Labor leader Bill Shorten aims to stop the Australian government’s planned plebiscite on the issue.
The Australian Opposition has introduced legislation to parliament that aims to legalise same-sex marriage, claiming it is a chance for the parliament to “prove its worth and fulfil its purpose”.
“Today we can bring a new measure of hope and happiness to the lives of tens of thousands of Australians whose love has been denied equality under the law for too long,” Bill Shorten said as he introduced the private bill on Monday.
“Why should the children of LGBTI Australians be denied the formal recognition of their parents’ relationship?”
Mr Shorten later claimed that Australia was “lagging behind” many other countries when it comes to same-sex marriage legislation.
“We’re falling short of our own national sense of self,” he said.
He said his party also fears an increase in homophobia and anti-gay behaviour as people campaign to stop same-sex marriage be legalised.
“(It) risks providing a platform for prejudice and a megaphone for hate speech,” Mr Shorten said.
The private bill comes as the issue of same-sex marriage continues to divide politicians in Australia.
The country’s right-wing Prime Minister Malcolm Turnbull has avoided a free Parliamentary vote on equal marriage, instead making plans to take the issue to the public in a non-binding plebiscite to avoid a rift with his own conservative anti-LGBT MPs.
However, Mr Shorten says “a plebiscite would represent a fundamental failure of this parliament to do its job.”
The proposal has been repeatedly blocked by opposition parties, who support equal marriage but see a plebiscite as a costly measure inviting homophobic debate.
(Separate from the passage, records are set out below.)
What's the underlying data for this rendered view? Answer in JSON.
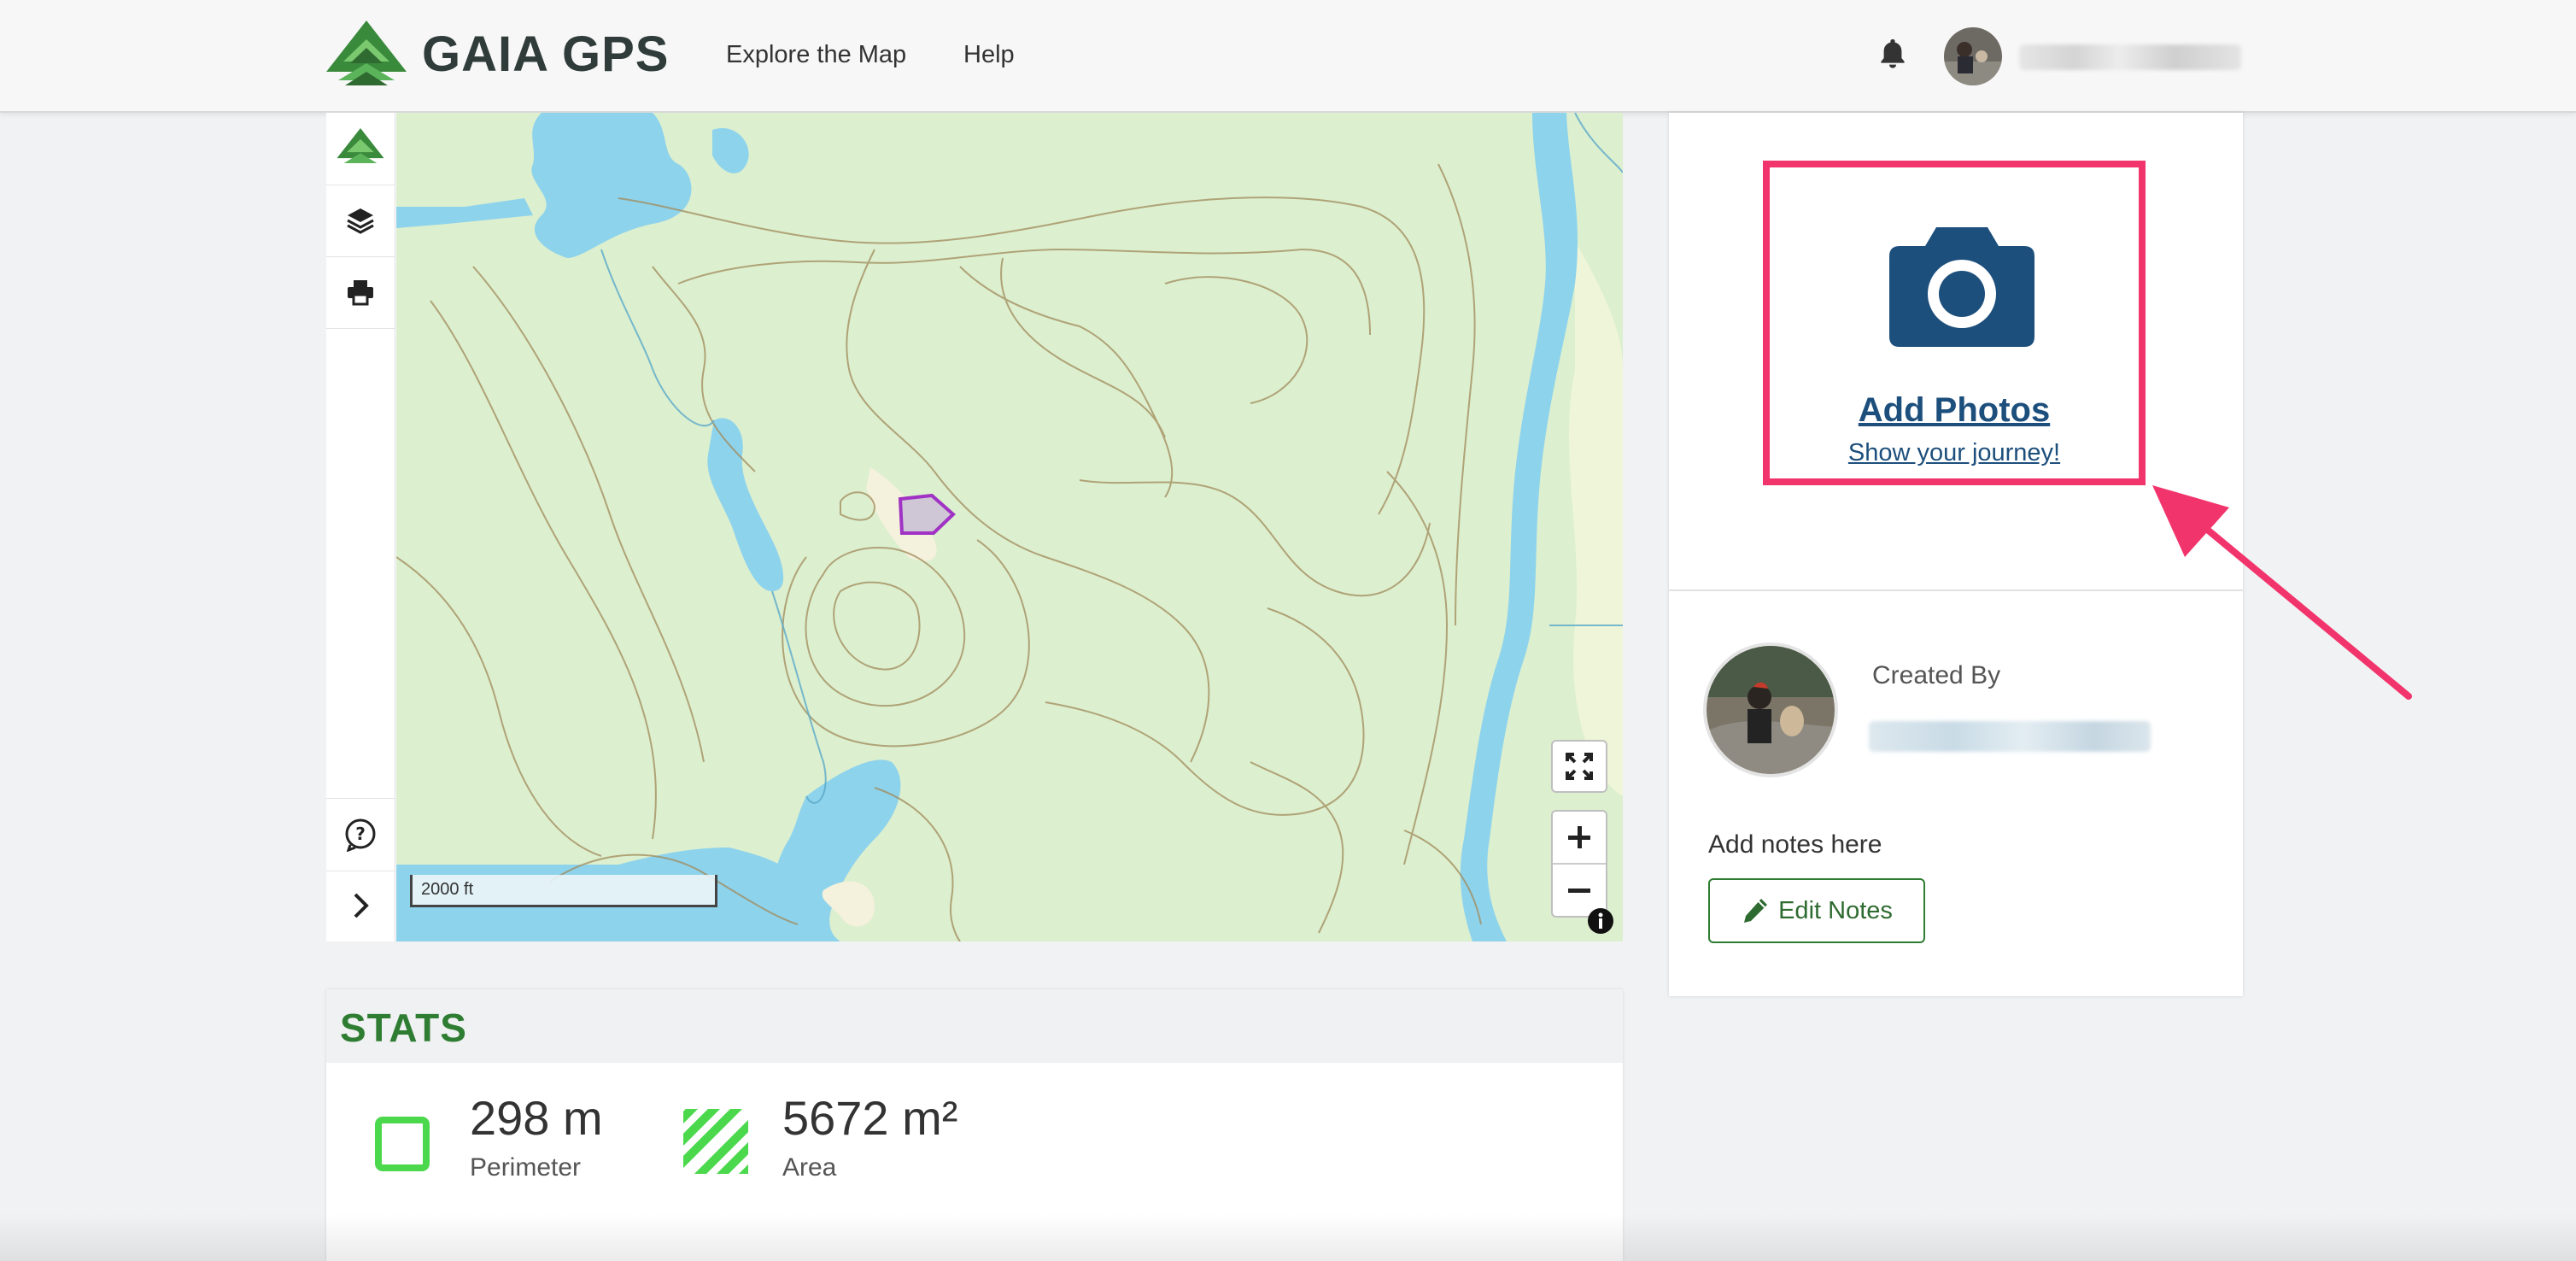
{
  "header": {
    "brand": "GAIA GPS",
    "nav": [
      "Explore the Map",
      "Help"
    ],
    "user_name_redacted": true
  },
  "map": {
    "scale_label": "2000 ft",
    "sidebar_tools": [
      "gaia-logo-icon",
      "layers-icon",
      "print-icon",
      "help-icon",
      "chevron-right-icon"
    ],
    "controls": [
      "fullscreen-icon",
      "zoom-in-icon",
      "zoom-out-icon",
      "info-icon"
    ]
  },
  "stats": {
    "title": "STATS",
    "perimeter": {
      "value": "298 m",
      "label": "Perimeter"
    },
    "area": {
      "value": "5672 m²",
      "label": "Area"
    }
  },
  "photos": {
    "add_label": "Add Photos",
    "subtitle": "Show your journey!"
  },
  "creator": {
    "created_by_label": "Created By",
    "notes_placeholder": "Add notes here",
    "edit_notes_label": "Edit Notes"
  },
  "colors": {
    "brand_green": "#2e7d32",
    "link_blue": "#1d4f7c",
    "highlight_pink": "#f2346c",
    "map_land": "#dcefcf",
    "water": "#8ed3ec"
  }
}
Under Labor’s rival plan, equal marriage would go straight to a free vote in Parliament, paving the ways for marriages to begin much sooner without requiring a plebiscite.